US ISM Non-Manufacturing PMI (Sep)
The ISM Non-Manufacturing PMI for the US increased to 57.8 in September of 2020 from 56.9 in August, beating market expectations of 56.3. The reading pointed to the fourth straight month of expansion in the non-manufacturing sector as the economy recovers from the coronavirus hit. Faster increases were seen for business activity (63 vs 62.4) and new orders (61.5 vs 56.8) and employment rebounded (51.8 vs 47.9). Inventories fell less (48.8 vs 45.8) and price pressures eased (59 vs 64.2). “Respondents’ comments remain mostly optimistic about business conditions and the economy, which correlates directly to those businesses that are operating. There continues to be capacity and logistics issues, as business volumes have increased” said Anthony Nieves, Chair of the ISM.
Euro Area Retail Sales MoM

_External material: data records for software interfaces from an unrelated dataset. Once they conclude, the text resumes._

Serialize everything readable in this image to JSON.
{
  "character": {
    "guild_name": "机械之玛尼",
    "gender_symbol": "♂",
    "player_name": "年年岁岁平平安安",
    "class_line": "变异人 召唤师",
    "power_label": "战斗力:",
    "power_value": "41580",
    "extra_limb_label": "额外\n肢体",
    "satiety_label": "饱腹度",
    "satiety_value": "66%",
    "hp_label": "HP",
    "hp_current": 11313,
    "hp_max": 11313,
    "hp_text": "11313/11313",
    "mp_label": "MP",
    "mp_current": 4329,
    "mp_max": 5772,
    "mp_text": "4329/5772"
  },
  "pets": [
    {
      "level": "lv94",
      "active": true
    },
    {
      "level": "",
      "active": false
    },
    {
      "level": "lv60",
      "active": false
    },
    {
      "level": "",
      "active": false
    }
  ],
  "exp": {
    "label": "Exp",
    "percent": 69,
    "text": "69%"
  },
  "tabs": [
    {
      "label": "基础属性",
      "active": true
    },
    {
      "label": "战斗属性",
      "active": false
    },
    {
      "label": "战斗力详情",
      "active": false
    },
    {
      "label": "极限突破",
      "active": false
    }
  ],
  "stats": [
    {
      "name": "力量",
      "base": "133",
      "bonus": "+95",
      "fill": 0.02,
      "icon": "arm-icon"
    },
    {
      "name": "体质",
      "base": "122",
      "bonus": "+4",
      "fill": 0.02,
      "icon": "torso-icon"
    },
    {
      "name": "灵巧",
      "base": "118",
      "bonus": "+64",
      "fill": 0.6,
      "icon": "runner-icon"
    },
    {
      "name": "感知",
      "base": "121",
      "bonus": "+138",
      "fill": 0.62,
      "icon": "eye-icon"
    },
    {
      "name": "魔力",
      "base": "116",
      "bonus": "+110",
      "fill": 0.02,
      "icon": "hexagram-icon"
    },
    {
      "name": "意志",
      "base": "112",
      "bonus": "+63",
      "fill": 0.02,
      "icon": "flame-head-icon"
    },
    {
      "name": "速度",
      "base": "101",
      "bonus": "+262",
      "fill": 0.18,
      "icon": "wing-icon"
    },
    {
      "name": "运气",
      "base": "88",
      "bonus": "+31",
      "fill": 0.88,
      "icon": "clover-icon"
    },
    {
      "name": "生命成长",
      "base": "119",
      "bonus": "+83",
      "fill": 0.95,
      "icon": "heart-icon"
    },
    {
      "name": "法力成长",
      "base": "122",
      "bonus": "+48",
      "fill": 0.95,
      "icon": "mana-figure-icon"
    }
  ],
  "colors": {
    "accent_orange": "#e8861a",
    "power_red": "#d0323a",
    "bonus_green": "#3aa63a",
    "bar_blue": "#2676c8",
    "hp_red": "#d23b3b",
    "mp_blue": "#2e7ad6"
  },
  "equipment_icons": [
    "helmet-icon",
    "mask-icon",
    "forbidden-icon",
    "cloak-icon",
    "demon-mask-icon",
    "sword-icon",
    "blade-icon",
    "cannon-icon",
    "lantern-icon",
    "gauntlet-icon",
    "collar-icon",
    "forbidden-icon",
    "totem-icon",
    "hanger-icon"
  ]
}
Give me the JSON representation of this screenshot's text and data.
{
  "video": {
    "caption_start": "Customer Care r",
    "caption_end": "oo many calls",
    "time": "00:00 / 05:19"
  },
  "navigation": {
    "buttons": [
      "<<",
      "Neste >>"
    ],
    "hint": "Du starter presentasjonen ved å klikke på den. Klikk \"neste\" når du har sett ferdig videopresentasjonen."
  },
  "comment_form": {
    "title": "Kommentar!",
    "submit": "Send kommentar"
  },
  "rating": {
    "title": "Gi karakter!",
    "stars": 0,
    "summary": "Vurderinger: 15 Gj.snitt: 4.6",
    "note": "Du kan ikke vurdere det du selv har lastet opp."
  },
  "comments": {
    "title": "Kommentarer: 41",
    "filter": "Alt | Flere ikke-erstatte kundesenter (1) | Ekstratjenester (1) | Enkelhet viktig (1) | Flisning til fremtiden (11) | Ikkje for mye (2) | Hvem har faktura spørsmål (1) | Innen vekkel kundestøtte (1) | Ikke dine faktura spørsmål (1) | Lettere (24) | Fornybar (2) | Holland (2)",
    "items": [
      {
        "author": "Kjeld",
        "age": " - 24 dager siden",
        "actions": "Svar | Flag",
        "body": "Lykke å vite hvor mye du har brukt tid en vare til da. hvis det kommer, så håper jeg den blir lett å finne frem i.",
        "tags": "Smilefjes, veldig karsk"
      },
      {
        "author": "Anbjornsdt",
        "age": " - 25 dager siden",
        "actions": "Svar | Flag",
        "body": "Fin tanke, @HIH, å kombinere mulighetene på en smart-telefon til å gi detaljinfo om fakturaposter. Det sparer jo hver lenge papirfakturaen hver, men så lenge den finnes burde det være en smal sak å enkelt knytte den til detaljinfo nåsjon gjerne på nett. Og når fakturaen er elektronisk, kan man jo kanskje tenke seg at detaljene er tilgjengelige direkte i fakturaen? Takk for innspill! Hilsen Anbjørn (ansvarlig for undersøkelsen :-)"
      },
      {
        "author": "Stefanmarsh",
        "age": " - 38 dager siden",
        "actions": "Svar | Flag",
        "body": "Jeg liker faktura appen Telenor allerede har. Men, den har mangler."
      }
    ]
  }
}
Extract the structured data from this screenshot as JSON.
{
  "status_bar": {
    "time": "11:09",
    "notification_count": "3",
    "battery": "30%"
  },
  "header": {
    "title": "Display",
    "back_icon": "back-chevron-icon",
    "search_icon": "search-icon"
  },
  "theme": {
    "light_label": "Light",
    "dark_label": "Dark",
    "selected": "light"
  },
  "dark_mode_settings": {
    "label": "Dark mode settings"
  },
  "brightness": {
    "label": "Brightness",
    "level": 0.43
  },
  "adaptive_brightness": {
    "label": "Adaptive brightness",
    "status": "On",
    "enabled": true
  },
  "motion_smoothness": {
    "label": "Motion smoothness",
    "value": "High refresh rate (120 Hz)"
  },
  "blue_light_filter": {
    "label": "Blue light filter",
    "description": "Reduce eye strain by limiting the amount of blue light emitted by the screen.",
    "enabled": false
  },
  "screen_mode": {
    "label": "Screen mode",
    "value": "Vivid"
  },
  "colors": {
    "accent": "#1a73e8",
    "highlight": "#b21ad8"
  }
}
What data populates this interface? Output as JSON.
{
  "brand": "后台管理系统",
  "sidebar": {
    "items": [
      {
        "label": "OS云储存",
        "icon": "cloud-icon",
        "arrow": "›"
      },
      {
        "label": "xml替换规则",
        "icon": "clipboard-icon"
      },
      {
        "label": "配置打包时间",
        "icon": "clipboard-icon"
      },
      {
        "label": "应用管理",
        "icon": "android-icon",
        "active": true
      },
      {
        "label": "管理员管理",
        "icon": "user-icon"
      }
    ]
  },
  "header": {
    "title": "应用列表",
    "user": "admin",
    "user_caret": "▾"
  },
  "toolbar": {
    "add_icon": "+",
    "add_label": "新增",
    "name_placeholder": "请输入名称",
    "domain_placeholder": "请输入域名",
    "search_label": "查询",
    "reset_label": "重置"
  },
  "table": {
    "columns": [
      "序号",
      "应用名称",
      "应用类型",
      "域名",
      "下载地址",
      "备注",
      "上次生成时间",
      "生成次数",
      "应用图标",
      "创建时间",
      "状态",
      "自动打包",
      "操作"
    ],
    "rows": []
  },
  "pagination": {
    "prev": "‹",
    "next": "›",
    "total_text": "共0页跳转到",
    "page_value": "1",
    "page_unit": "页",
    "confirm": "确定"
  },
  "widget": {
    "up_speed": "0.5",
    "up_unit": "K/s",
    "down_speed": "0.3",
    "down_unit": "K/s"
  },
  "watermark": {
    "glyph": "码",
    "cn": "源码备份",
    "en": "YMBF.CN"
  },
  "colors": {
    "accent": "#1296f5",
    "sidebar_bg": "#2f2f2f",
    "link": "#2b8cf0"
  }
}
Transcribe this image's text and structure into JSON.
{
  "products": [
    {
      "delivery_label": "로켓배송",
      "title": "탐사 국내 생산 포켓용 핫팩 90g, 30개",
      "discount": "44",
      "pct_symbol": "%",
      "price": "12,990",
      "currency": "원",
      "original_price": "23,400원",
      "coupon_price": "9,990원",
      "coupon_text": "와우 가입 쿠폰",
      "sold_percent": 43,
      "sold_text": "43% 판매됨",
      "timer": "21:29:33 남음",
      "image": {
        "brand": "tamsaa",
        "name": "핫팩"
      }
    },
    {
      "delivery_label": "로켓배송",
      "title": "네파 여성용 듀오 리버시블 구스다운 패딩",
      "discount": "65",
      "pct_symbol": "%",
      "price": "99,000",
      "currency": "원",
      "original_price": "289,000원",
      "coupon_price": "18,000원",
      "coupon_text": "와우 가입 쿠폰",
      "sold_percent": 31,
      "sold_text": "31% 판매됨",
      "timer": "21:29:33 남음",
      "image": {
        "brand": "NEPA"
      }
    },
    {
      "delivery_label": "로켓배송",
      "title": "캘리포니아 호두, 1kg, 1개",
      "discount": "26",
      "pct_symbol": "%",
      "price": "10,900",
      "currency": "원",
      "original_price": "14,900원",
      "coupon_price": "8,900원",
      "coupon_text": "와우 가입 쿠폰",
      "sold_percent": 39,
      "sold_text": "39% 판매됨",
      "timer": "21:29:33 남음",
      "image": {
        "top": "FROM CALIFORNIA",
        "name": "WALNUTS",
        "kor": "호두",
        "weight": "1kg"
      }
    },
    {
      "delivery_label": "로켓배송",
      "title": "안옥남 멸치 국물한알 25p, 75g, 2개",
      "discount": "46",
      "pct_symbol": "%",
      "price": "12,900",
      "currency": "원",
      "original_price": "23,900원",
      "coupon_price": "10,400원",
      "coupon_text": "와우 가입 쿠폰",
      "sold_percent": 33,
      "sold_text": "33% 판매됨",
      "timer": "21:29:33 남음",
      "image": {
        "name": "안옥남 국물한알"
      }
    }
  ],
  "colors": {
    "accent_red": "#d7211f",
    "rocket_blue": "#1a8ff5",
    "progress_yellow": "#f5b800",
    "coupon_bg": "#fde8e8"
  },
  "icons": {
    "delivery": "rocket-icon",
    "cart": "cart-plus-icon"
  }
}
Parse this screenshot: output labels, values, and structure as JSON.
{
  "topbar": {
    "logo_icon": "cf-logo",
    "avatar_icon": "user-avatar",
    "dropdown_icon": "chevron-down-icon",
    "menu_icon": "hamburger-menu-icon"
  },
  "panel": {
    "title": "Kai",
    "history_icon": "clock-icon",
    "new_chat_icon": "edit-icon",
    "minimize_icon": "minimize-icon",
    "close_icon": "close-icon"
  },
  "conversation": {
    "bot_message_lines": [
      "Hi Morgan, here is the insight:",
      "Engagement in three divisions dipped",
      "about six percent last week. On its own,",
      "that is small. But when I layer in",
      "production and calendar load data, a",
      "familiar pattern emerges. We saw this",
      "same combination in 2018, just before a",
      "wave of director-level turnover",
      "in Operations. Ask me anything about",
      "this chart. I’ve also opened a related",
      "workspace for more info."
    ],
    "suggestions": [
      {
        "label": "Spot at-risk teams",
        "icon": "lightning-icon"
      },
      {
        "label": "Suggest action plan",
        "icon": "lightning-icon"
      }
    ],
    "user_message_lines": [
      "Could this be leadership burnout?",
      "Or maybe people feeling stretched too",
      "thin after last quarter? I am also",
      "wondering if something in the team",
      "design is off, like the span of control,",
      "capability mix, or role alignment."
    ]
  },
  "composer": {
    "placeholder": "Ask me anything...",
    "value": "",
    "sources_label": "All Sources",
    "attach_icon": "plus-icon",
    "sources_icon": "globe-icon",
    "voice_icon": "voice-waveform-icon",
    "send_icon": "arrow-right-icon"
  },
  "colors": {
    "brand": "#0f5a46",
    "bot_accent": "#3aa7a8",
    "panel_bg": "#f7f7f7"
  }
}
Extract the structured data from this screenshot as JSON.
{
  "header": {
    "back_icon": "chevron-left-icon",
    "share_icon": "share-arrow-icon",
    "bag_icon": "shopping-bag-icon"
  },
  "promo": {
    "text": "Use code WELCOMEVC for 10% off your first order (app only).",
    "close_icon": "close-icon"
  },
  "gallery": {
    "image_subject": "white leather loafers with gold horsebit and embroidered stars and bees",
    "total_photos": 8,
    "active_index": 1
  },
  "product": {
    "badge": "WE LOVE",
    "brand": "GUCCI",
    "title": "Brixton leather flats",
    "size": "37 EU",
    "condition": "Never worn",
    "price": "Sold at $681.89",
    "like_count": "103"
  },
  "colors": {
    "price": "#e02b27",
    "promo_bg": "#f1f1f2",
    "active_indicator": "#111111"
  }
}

Eurozone’s retail trade rose by 4.4 percent from a month earlier in August 2020, following a revised 1.8 percent drop in July and beating market expectations of a 2.4 percent growth, as countries across the region continued to relax COVID-19 containment measures. Non-food products sales rebounded 6.1 percent (vs -4.6 percent in July) boosted by on-line trade (12.4 percent vs -11.2 percent), and sales of textiles, clothing, footwear (7.7 percent vs -3.8 percent) and pharmaceutical and medical goods (3.2 percent vs -0.5 percent). Food, drinks, tobacco trade grew 2.4 percent after being unchanged in July, while automotive fuel sales advanced 2.1 percent, compared to 8.9 percent in the previous month. Year-on-year, retail sales jumped 3.7 percent, the most since November 2017 and above forecasts of 2.2 percent.